'Until now, Blue has not had much chance for sitting still, and this idleness has left him at something of a loss. For the first time in his life, he finds that he has been thrown back on himself, with nothing to grab hold of, nothing to distinguish one moment from the next. He has never given much thought to the world inside him, and though he always knew it was there, it has remained an unknown quantity, unexplored and therefore dark, even to himself. He has moved rapidly along the surface of things for as long as he can remember, fixing his attention on these surfaces only in order to perceive them, sizing up one and then passing on to the next, and he has always taken pleasure in the world as such, asking no more of things than that they be there. And until now they have been, etched vivdly against the daylight, distinctly telling him what they are, so perfectly themselves and nothing else that he has never had to pause before them or look twice. Now, suddenly, with the world as it were removed from him, with nothing much to see but a vague shadow by the name of Black, he finds himself thinking about things that have never occurred to him before, and this, too, has begun to trouble him. If thinking is perhaps too strong a word at this point, a slightly more modest term - speculation, for example - would not be far from the mark. To speculate, from the Latin speculatus, meaning mirror or looking glass. For in spying out at Black across the street, it is as though Blue were looking into a mirror, and instead of merely watching another, he finds that he is also watching himself. Life has slowed down so drastically for him that Blue is now able to see things that have previously escaped his attention. The trajectory of the light that passes through the room each day, for example, and the way the sun at certain hours will reflect the snow on the far corner of the ceiling in his room. The beating of his heart, the sound of his breath, the blinking of his eyes - Blue is now aware of these tiny events, and try as he might to ignore them, they persist in his mind like a nonsensical phrase repeated over and over again.
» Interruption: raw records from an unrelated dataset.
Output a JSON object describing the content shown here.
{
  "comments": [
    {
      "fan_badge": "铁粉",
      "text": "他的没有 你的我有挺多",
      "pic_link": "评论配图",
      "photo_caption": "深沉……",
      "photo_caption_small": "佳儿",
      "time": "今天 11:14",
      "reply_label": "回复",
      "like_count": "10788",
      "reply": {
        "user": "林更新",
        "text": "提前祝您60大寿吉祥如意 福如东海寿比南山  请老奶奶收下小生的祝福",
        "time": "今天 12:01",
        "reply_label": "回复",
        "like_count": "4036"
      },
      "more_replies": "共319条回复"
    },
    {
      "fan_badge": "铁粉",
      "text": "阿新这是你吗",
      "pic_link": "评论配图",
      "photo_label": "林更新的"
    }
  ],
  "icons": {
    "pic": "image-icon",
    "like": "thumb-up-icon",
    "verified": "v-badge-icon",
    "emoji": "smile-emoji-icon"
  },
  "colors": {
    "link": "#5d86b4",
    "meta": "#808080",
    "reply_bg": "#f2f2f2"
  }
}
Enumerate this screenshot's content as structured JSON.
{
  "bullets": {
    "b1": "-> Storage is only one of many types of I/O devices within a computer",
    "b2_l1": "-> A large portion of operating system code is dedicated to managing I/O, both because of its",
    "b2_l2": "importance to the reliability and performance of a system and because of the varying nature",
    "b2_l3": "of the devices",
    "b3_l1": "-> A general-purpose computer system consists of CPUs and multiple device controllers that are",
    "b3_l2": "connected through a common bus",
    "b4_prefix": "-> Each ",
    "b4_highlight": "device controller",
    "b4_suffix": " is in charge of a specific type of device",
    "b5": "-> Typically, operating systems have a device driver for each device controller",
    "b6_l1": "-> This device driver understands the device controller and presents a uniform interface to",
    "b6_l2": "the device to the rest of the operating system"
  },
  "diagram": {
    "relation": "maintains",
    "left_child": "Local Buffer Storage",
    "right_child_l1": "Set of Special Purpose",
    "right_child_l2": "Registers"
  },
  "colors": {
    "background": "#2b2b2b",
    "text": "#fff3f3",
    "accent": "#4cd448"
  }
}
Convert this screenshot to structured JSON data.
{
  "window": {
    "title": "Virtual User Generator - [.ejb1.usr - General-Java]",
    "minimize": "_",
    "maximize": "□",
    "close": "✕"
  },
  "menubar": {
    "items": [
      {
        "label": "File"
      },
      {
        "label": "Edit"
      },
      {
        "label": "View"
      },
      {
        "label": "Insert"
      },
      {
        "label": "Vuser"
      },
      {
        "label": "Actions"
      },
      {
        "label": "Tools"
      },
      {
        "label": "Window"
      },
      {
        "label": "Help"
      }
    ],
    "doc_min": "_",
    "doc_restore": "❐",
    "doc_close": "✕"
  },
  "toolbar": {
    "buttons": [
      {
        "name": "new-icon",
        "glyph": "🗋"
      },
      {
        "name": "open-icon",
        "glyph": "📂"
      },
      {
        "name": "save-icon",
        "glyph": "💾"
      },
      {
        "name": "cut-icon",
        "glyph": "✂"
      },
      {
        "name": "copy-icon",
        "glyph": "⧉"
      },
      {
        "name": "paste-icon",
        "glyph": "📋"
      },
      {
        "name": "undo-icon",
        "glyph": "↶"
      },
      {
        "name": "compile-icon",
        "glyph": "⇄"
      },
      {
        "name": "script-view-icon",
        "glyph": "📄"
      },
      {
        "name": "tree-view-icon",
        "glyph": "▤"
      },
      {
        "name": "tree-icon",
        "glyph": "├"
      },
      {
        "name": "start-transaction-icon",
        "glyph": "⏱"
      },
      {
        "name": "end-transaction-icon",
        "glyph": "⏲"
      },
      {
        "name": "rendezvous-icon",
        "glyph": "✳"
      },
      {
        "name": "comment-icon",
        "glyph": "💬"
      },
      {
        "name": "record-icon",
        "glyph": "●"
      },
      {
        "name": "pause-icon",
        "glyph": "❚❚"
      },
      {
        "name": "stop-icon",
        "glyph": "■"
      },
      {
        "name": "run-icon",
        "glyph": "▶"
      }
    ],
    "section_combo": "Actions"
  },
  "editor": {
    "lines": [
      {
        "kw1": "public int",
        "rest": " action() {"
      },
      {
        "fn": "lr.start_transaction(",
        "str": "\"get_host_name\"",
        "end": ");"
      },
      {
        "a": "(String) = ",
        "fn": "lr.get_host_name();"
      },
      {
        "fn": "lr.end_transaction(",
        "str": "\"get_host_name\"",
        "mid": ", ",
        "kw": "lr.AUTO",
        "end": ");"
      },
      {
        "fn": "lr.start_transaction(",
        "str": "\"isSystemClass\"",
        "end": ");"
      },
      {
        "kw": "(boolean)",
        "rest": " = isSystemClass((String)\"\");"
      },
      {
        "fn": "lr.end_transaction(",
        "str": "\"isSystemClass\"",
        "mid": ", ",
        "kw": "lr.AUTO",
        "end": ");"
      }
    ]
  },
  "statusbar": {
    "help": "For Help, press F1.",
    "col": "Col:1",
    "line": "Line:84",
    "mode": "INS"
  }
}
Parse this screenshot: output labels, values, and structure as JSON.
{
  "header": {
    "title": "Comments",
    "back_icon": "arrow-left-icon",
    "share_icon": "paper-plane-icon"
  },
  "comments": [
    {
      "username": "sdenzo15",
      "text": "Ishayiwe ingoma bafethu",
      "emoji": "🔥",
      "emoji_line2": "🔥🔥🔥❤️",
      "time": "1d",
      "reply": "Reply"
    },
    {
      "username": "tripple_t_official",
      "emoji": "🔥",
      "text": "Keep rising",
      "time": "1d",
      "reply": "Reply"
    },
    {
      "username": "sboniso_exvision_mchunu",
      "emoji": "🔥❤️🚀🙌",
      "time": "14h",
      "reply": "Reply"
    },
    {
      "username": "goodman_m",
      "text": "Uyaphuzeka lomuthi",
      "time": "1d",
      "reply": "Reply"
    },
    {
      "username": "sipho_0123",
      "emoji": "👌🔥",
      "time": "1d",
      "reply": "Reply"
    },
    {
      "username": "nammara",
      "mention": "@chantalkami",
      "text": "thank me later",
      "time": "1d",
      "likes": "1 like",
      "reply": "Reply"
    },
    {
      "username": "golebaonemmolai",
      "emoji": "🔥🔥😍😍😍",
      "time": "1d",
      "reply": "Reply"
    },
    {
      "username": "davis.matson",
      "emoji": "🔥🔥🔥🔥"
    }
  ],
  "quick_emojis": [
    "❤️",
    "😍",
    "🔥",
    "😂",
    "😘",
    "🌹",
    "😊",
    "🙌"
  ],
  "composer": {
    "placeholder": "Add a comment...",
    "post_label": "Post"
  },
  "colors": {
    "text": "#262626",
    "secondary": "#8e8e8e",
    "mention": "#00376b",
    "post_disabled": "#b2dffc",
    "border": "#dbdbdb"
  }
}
He knows it cannot be true, and yet little by little this phrase seems to be taking on meaning.'
Paul Auster, The New York Trilogy, publisher: Faber and Faber